Turkish lira extends further losses on inflation worries

Caught between the political crisis and a falling currency

ISTANBUL - Turkey's embattled lira currency extended recent losses on Monday after accelerating inflation stoked concerns about the emerging economy as Prime Minister Recep Tayyip Erdogan battles a political crisis.
By 1:00 pm (1100 GMT), the lira was down 0.13 percent against the dollar at 2.26 lira, and off 0.18 percent at 3.06 lira.
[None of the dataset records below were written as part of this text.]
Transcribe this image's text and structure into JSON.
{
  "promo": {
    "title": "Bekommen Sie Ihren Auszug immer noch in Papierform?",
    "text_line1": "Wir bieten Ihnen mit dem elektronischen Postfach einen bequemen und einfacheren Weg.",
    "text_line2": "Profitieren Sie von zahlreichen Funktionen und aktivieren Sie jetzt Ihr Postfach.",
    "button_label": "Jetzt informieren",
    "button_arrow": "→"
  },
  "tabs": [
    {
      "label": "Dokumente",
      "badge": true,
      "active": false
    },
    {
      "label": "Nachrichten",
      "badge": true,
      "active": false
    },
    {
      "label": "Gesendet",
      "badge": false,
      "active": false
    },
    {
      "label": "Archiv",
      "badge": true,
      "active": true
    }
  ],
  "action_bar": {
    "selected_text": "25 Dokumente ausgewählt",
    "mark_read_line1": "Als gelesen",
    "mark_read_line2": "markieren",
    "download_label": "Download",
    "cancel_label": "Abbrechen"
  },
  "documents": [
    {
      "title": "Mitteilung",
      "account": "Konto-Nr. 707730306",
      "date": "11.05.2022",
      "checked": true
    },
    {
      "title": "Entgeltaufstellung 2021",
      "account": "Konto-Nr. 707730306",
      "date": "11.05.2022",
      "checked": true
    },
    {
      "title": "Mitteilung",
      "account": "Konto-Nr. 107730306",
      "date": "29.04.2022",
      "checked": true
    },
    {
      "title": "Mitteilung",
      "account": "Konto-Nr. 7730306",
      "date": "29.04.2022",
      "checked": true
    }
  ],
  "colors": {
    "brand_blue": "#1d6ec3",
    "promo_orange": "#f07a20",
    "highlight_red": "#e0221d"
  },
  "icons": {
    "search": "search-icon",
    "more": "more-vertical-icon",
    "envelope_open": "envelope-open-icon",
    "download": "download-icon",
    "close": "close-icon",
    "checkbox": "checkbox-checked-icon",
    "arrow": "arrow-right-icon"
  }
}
The Istanbul stock exchange was up 0.07 percent at 61,900.22.
The Turkish statistics office (TUIK) said on Monday that consumer prices rose 1.72 percent in January, more than the market estimate of 1.61 percent, with annual inflation at 7.48 percent.
The lira has fallen by about 30 percent against the dollar and the euro since the start of 2013, including by around 10 percent since mid-December.
This is due to the US Federal Reserve reducing stimulus measures, hitting many emerging markets, but also to a political crisis in Turkey sparked by a corruption scandal in December.
The central bank responded last week by raising interest rates, including by more than doubling its pivotal one-week repo rate, but a rally in the lira soon fizzled out.
This set it on collision course with Erdogan, who warned that a rate rise would hit growth, and whose response to the graft scandal -- sacking hundreds of police and prosecutors -- has unsettled markets.
Erdogan, facing key local elections on March 30, said last week he was preparing to announce a package of new policies to boost the Turkish economy, for which many economists have cut their growth forecasts.